People in Namibia

Himba Woman
Located in southern Africa, Namibia is surrounded by Zambia, Angola, Botswana and South Africa. With a population of over 2.1 million, Namibia is o­ne of the least populated countries worldwide, having a population density of about 2.46 people per square kilometer.

As a culturally diverse country, the people in Namibia comprise of black Africans. Several tribes make up the population from the rural areas and urban areas and they include varying types of economies, including farmers, herders, hunters and gatherers, civil servants, traders and many other professionals.

There are about 13 main ethnic groups living together in Namibia, including the major tribes of the Owambo, the Herero, the Himba, the Damaro, the Kavango, the Nama, the Whites and the Bushmen (San). Comprising about 45% of the Namibian population, the Owambo tribe is made up of approximately 8 other ethnic groups. Located in the northern region of the country, their economy consists mainly of pastoral and agricultural means and fishing and hunting.
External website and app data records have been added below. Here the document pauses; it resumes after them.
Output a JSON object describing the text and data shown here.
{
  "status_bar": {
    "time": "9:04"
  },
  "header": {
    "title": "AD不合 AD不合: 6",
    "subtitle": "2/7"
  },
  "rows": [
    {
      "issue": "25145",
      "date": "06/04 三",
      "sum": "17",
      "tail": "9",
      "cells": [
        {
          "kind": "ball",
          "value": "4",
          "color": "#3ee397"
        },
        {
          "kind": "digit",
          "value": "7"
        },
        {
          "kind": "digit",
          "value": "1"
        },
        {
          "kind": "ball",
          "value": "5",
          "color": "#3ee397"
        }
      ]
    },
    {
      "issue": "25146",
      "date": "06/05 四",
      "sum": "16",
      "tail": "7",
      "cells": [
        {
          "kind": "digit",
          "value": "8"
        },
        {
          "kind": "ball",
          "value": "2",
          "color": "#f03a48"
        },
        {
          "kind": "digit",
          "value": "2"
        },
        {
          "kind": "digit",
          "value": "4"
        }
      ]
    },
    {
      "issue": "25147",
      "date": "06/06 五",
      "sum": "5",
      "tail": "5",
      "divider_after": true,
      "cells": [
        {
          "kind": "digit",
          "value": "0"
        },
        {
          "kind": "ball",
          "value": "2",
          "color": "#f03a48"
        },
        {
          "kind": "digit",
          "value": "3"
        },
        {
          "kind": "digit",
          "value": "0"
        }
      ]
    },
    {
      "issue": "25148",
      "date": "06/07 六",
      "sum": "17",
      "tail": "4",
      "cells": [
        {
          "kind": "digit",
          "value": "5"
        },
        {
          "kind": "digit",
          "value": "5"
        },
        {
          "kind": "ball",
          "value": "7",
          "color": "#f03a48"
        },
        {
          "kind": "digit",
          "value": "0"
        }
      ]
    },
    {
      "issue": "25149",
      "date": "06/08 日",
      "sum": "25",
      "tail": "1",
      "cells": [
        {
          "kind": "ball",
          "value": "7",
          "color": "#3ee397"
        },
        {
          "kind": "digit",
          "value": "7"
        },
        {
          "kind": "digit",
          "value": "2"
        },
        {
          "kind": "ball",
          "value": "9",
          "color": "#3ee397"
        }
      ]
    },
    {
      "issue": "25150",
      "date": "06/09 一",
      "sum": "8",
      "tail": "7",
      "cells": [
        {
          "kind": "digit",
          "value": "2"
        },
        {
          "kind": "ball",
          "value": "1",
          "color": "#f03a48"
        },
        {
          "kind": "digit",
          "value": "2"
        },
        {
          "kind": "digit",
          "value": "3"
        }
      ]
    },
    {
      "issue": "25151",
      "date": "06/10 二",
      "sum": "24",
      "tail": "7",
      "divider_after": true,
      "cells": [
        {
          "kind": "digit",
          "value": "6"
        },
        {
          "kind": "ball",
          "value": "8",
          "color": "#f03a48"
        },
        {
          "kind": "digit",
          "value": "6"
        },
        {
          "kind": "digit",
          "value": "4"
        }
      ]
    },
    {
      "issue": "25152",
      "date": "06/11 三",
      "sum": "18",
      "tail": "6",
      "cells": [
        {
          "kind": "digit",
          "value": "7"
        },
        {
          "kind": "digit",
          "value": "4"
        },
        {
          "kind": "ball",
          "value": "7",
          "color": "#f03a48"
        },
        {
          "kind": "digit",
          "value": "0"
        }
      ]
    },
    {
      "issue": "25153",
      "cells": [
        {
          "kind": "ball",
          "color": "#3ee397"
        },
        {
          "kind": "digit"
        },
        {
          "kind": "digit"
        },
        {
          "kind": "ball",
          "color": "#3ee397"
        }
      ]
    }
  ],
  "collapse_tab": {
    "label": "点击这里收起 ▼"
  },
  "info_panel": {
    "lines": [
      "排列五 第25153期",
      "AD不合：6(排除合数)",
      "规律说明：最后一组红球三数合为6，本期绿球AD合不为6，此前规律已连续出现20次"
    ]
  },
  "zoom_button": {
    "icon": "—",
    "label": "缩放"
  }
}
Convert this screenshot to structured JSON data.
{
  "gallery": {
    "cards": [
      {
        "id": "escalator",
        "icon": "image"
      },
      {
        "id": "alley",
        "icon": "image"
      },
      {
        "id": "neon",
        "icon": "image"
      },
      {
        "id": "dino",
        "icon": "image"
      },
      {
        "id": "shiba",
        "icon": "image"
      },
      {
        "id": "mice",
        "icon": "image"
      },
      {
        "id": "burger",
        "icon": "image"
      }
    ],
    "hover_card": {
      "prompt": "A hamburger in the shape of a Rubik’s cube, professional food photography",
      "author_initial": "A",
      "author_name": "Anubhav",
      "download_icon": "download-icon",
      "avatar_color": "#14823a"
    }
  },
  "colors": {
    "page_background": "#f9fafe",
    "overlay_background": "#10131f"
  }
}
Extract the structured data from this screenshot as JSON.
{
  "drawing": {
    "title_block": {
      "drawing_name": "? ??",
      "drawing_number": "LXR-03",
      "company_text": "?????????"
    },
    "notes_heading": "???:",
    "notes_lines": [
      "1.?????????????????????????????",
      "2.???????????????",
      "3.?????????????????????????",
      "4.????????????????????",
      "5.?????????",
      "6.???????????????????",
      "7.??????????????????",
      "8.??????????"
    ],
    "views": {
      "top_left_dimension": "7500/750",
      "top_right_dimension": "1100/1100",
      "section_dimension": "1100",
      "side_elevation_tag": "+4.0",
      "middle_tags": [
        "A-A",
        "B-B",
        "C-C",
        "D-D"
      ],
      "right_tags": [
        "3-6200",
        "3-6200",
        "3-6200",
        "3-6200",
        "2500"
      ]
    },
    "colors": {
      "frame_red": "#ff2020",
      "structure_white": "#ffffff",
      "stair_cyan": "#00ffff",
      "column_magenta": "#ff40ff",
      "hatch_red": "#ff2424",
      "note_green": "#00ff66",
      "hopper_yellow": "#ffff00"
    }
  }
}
Closely related to the Owambos is the Kavango tribe which comprises of 5 others tribes who are involved in horticulture and husbandry.

Kindergarden in Katutura
One of the oldest tribes is the Herero who are breeders of pastoral cattle. Their closest relatives, the Himbas, are fierce and may be found in the Kunene area of Namibia. o­n the northeastern coast you will find the Damara tribe, o­ne of the oldest, and their economy consists of corn and vegetable cultivation along with some livestock. o­ne of the smallest ethnic groups is the White population, which are mostly Europeans from Portugal and Germany. They comprise of over 75,000 people, the majority of whom are Afrikaans-speaking and professionals.

The people of Namibia are an interesting and diverse group offering rich cultural heritage. Although the official language is English, the majority of the population speaks Afrikaans.